[Start of section]

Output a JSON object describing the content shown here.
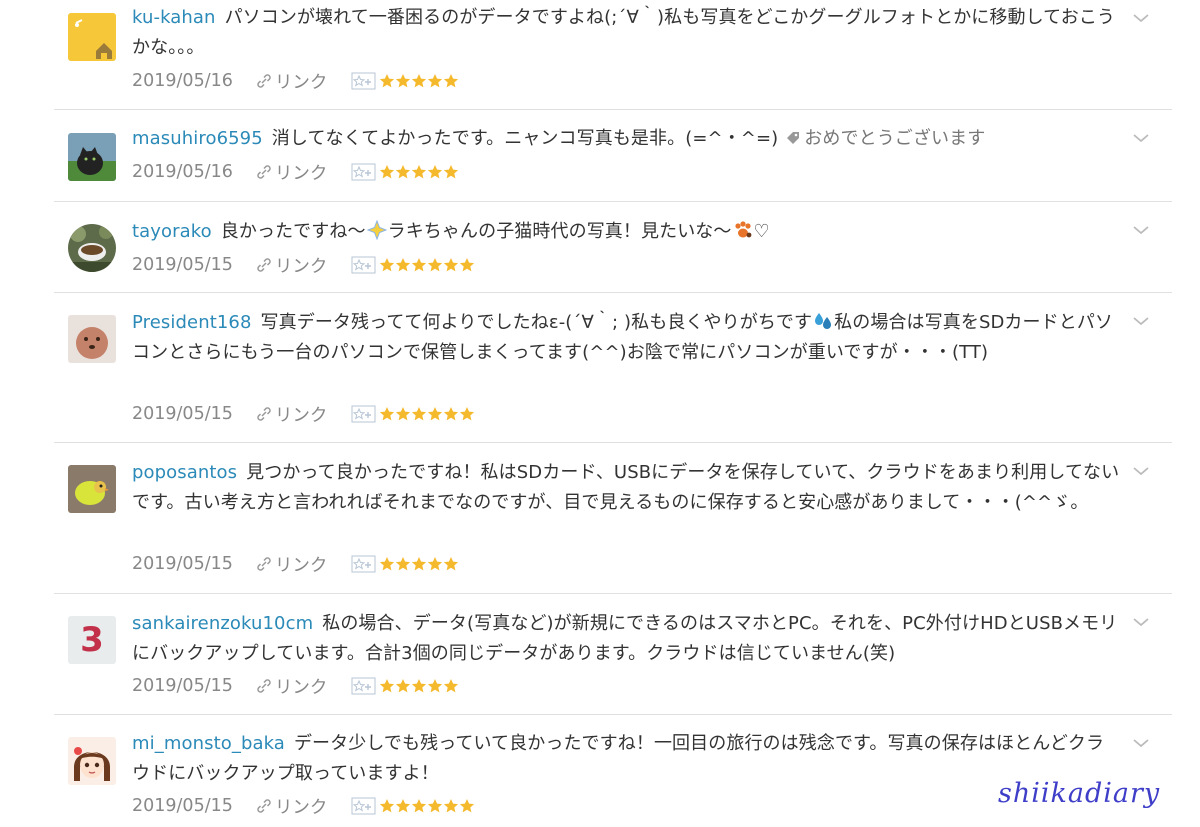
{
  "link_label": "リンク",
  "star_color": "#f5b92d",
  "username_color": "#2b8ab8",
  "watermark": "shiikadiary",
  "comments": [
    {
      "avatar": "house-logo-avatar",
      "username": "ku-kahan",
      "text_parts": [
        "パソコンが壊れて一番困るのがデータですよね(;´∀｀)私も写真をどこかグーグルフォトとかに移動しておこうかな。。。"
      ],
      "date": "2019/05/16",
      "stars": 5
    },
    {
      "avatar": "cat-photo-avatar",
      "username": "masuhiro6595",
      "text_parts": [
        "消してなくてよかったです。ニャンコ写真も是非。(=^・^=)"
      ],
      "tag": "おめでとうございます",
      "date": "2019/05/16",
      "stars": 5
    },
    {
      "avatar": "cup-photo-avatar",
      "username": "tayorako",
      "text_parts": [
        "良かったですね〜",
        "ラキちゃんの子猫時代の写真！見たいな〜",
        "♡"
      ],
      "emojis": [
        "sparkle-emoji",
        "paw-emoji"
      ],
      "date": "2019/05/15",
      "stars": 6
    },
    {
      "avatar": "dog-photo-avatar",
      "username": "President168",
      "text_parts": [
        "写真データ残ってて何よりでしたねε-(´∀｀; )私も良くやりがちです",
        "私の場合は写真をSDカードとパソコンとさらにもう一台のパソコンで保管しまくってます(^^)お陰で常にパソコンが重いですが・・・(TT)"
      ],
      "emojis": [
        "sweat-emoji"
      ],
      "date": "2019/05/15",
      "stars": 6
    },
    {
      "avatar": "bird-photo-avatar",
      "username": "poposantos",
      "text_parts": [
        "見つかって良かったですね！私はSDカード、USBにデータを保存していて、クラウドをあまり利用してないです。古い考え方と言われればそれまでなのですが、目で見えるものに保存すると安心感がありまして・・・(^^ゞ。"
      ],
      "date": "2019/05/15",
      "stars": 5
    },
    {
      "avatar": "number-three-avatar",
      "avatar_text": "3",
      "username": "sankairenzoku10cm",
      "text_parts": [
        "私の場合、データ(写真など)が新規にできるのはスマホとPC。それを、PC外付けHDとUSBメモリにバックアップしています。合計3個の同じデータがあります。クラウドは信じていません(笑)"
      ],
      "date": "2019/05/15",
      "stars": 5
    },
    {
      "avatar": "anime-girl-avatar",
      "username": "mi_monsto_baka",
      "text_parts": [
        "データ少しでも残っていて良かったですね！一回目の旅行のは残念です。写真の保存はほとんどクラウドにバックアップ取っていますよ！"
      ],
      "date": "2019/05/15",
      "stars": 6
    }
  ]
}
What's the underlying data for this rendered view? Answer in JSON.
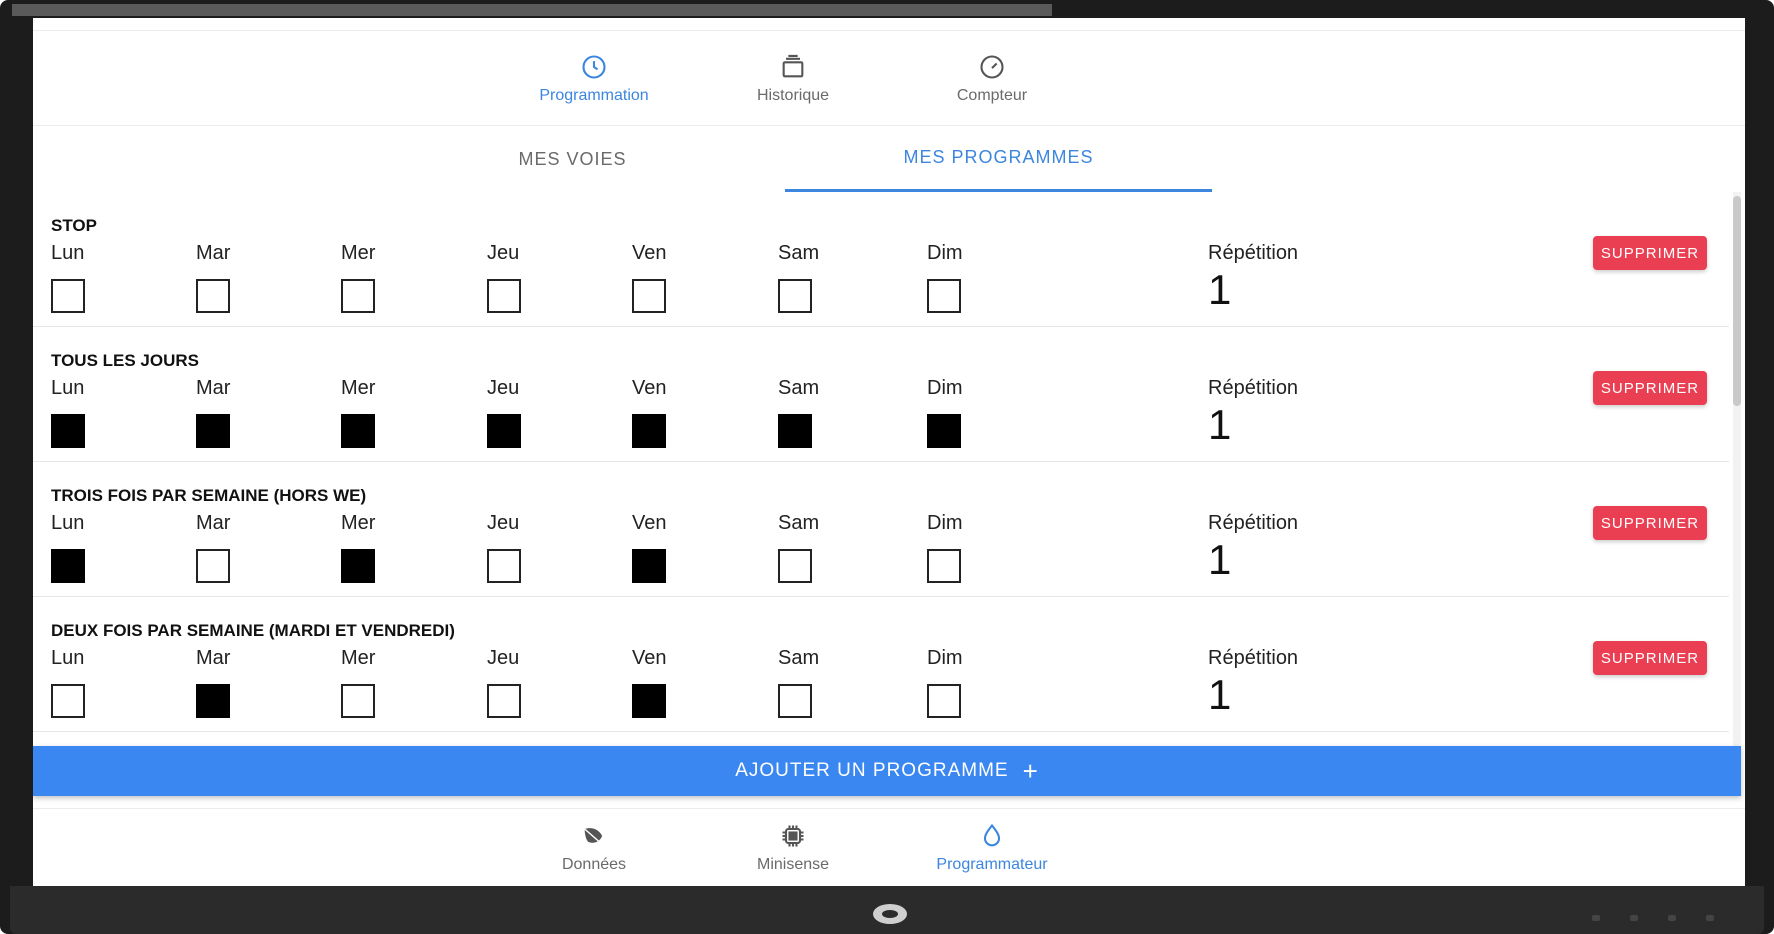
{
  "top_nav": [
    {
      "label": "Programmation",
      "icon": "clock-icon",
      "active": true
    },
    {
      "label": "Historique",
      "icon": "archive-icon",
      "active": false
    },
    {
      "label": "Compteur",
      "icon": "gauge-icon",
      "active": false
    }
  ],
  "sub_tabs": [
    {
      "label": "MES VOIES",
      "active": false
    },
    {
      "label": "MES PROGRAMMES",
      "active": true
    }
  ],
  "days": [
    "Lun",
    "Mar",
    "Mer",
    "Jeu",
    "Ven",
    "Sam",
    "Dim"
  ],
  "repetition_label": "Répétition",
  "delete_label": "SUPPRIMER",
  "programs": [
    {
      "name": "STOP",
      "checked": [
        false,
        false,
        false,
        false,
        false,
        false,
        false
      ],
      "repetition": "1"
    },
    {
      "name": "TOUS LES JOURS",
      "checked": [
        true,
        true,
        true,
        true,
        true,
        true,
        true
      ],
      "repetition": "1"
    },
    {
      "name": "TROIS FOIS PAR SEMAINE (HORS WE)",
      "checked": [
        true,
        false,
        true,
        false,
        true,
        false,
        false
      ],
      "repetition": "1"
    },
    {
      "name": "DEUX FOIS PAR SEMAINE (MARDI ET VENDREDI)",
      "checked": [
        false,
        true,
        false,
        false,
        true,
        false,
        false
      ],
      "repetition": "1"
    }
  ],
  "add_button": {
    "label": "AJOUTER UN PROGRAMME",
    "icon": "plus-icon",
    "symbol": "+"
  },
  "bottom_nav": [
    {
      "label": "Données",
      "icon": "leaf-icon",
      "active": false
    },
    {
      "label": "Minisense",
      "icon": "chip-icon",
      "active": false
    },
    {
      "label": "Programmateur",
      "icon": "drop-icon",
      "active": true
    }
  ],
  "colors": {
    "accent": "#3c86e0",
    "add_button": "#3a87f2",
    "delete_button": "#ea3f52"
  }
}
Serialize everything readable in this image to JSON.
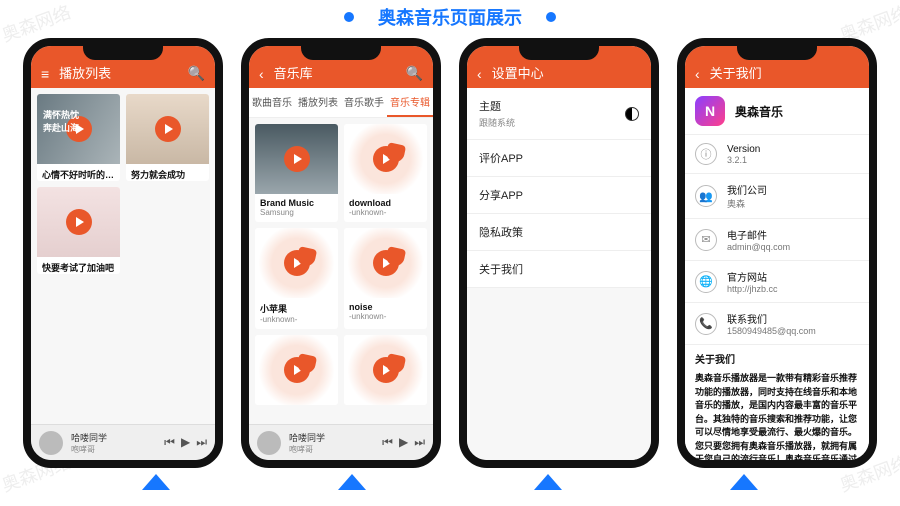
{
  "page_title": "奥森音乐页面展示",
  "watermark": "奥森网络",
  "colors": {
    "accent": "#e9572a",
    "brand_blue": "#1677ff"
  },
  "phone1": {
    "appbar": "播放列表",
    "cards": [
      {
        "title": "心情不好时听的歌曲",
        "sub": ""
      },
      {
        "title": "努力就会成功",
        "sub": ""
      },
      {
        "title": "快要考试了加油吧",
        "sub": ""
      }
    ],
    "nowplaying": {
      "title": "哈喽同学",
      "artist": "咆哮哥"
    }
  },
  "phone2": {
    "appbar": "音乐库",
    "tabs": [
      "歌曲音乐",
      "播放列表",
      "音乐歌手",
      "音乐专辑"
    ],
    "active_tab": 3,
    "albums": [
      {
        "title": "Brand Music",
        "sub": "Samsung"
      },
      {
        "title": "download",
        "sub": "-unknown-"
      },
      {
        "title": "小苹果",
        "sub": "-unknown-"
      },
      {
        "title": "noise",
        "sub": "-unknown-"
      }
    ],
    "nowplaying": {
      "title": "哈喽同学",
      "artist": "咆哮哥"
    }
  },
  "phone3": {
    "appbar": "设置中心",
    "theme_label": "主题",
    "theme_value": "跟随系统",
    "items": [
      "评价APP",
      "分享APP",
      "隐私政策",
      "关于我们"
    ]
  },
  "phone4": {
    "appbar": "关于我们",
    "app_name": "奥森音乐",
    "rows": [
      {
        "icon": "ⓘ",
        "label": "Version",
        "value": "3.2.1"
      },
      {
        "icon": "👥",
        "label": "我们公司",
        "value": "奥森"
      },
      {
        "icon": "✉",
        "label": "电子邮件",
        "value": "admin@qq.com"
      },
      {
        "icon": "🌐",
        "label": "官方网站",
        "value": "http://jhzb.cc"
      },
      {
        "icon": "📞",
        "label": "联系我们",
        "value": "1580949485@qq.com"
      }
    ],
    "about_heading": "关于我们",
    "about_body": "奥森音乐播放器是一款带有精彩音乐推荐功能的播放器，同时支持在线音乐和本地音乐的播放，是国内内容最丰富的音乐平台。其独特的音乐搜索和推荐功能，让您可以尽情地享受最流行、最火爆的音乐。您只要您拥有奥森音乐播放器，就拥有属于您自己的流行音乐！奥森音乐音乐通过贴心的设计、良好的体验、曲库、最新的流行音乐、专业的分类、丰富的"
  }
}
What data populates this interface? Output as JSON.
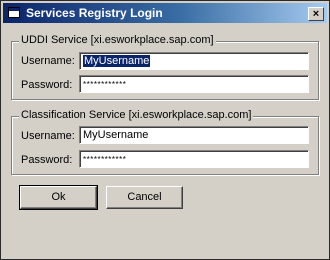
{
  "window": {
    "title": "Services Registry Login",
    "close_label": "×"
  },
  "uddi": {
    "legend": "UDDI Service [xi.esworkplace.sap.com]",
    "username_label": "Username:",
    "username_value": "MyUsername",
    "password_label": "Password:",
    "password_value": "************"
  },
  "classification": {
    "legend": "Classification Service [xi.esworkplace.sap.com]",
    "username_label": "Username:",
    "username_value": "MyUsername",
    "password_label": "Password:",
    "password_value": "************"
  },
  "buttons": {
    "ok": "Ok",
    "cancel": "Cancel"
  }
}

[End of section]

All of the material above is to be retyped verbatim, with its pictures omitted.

Output a JSON object describing the content shown here.
{
  "link_label": "リンク",
  "star_color": "#f5b92d",
  "username_color": "#2b8ab8",
  "watermark": "shiikadiary",
  "comments": [
    {
      "avatar": "house-logo-avatar",
      "username": "ku-kahan",
      "text_parts": [
        "パソコンが壊れて一番困るのがデータですよね(;´∀｀)私も写真をどこかグーグルフォトとかに移動しておこうかな。。。"
      ],
      "date": "2019/05/16",
      "stars": 5
    },
    {
      "avatar": "cat-photo-avatar",
      "username": "masuhiro6595",
      "text_parts": [
        "消してなくてよかったです。ニャンコ写真も是非。(=^・^=)"
      ],
      "tag": "おめでとうございます",
      "date": "2019/05/16",
      "stars": 5
    },
    {
      "avatar": "cup-photo-avatar",
      "username": "tayorako",
      "text_parts": [
        "良かったですね〜",
        "ラキちゃんの子猫時代の写真！見たいな〜",
        "♡"
      ],
      "emojis": [
        "sparkle-emoji",
        "paw-emoji"
      ],
      "date": "2019/05/15",
      "stars": 6
    },
    {
      "avatar": "dog-photo-avatar",
      "username": "President168",
      "text_parts": [
        "写真データ残ってて何よりでしたねε-(´∀｀; )私も良くやりがちです",
        "私の場合は写真をSDカードとパソコンとさらにもう一台のパソコンで保管しまくってます(^^)お陰で常にパソコンが重いですが・・・(TT)"
      ],
      "emojis": [
        "sweat-emoji"
      ],
      "date": "2019/05/15",
      "stars": 6
    },
    {
      "avatar": "bird-photo-avatar",
      "username": "poposantos",
      "text_parts": [
        "見つかって良かったですね！私はSDカード、USBにデータを保存していて、クラウドをあまり利用してないです。古い考え方と言われればそれまでなのですが、目で見えるものに保存すると安心感がありまして・・・(^^ゞ。"
      ],
      "date": "2019/05/15",
      "stars": 5
    },
    {
      "avatar": "number-three-avatar",
      "avatar_text": "3",
      "username": "sankairenzoku10cm",
      "text_parts": [
        "私の場合、データ(写真など)が新規にできるのはスマホとPC。それを、PC外付けHDとUSBメモリにバックアップしています。合計3個の同じデータがあります。クラウドは信じていません(笑)"
      ],
      "date": "2019/05/15",
      "stars": 5
    },
    {
      "avatar": "anime-girl-avatar",
      "username": "mi_monsto_baka",
      "text_parts": [
        "データ少しでも残っていて良かったですね！一回目の旅行のは残念です。写真の保存はほとんどクラウドにバックアップ取っていますよ！"
      ],
      "date": "2019/05/15",
      "stars": 6
    }
  ]
}
What's the underlying data for this rendered view? Answer in JSON.
{
  "top_nav": [
    {
      "label": "Programmation",
      "icon": "clock-icon",
      "active": true
    },
    {
      "label": "Historique",
      "icon": "archive-icon",
      "active": false
    },
    {
      "label": "Compteur",
      "icon": "gauge-icon",
      "active": false
    }
  ],
  "sub_tabs": [
    {
      "label": "MES VOIES",
      "active": false
    },
    {
      "label": "MES PROGRAMMES",
      "active": true
    }
  ],
  "days": [
    "Lun",
    "Mar",
    "Mer",
    "Jeu",
    "Ven",
    "Sam",
    "Dim"
  ],
  "repetition_label": "Répétition",
  "delete_label": "SUPPRIMER",
  "programs": [
    {
      "name": "STOP",
      "checked": [
        false,
        false,
        false,
        false,
        false,
        false,
        false
      ],
      "repetition": "1"
    },
    {
      "name": "TOUS LES JOURS",
      "checked": [
        true,
        true,
        true,
        true,
        true,
        true,
        true
      ],
      "repetition": "1"
    },
    {
      "name": "TROIS FOIS PAR SEMAINE (HORS WE)",
      "checked": [
        true,
        false,
        true,
        false,
        true,
        false,
        false
      ],
      "repetition": "1"
    },
    {
      "name": "DEUX FOIS PAR SEMAINE (MARDI ET VENDREDI)",
      "checked": [
        false,
        true,
        false,
        false,
        true,
        false,
        false
      ],
      "repetition": "1"
    }
  ],
  "add_button": {
    "label": "AJOUTER UN PROGRAMME",
    "icon": "plus-icon",
    "symbol": "+"
  },
  "bottom_nav": [
    {
      "label": "Données",
      "icon": "leaf-icon",
      "active": false
    },
    {
      "label": "Minisense",
      "icon": "chip-icon",
      "active": false
    },
    {
      "label": "Programmateur",
      "icon": "drop-icon",
      "active": true
    }
  ],
  "colors": {
    "accent": "#3c86e0",
    "add_button": "#3a87f2",
    "delete_button": "#ea3f52"
  }
}
Serialize everything readable in this image to JSON.
{
  "page_title": "奥森音乐页面展示",
  "watermark": "奥森网络",
  "colors": {
    "accent": "#e9572a",
    "brand_blue": "#1677ff"
  },
  "phone1": {
    "appbar": "播放列表",
    "cards": [
      {
        "title": "心情不好时听的歌曲",
        "sub": ""
      },
      {
        "title": "努力就会成功",
        "sub": ""
      },
      {
        "title": "快要考试了加油吧",
        "sub": ""
      }
    ],
    "nowplaying": {
      "title": "哈喽同学",
      "artist": "咆哮哥"
    }
  },
  "phone2": {
    "appbar": "音乐库",
    "tabs": [
      "歌曲音乐",
      "播放列表",
      "音乐歌手",
      "音乐专辑"
    ],
    "active_tab": 3,
    "albums": [
      {
        "title": "Brand Music",
        "sub": "Samsung"
      },
      {
        "title": "download",
        "sub": "-unknown-"
      },
      {
        "title": "小苹果",
        "sub": "-unknown-"
      },
      {
        "title": "noise",
        "sub": "-unknown-"
      }
    ],
    "nowplaying": {
      "title": "哈喽同学",
      "artist": "咆哮哥"
    }
  },
  "phone3": {
    "appbar": "设置中心",
    "theme_label": "主题",
    "theme_value": "跟随系统",
    "items": [
      "评价APP",
      "分享APP",
      "隐私政策",
      "关于我们"
    ]
  },
  "phone4": {
    "appbar": "关于我们",
    "app_name": "奥森音乐",
    "rows": [
      {
        "icon": "ⓘ",
        "label": "Version",
        "value": "3.2.1"
      },
      {
        "icon": "👥",
        "label": "我们公司",
        "value": "奥森"
      },
      {
        "icon": "✉",
        "label": "电子邮件",
        "value": "admin@qq.com"
      },
      {
        "icon": "🌐",
        "label": "官方网站",
        "value": "http://jhzb.cc"
      },
      {
        "icon": "📞",
        "label": "联系我们",
        "value": "1580949485@qq.com"
      }
    ],
    "about_heading": "关于我们",
    "about_body": "奥森音乐播放器是一款带有精彩音乐推荐功能的播放器，同时支持在线音乐和本地音乐的播放，是国内内容最丰富的音乐平台。其独特的音乐搜索和推荐功能，让您可以尽情地享受最流行、最火爆的音乐。您只要您拥有奥森音乐播放器，就拥有属于您自己的流行音乐！奥森音乐音乐通过贴心的设计、良好的体验、曲库、最新的流行音乐、专业的分类、丰富的"
  }
}
What data populates this interface? Output as JSON.
{
  "window": {
    "title": "Services Registry Login",
    "close_label": "×"
  },
  "uddi": {
    "legend": "UDDI Service [xi.esworkplace.sap.com]",
    "username_label": "Username:",
    "username_value": "MyUsername",
    "password_label": "Password:",
    "password_value": "************"
  },
  "classification": {
    "legend": "Classification Service [xi.esworkplace.sap.com]",
    "username_label": "Username:",
    "username_value": "MyUsername",
    "password_label": "Password:",
    "password_value": "************"
  },
  "buttons": {
    "ok": "Ok",
    "cancel": "Cancel"
  }
}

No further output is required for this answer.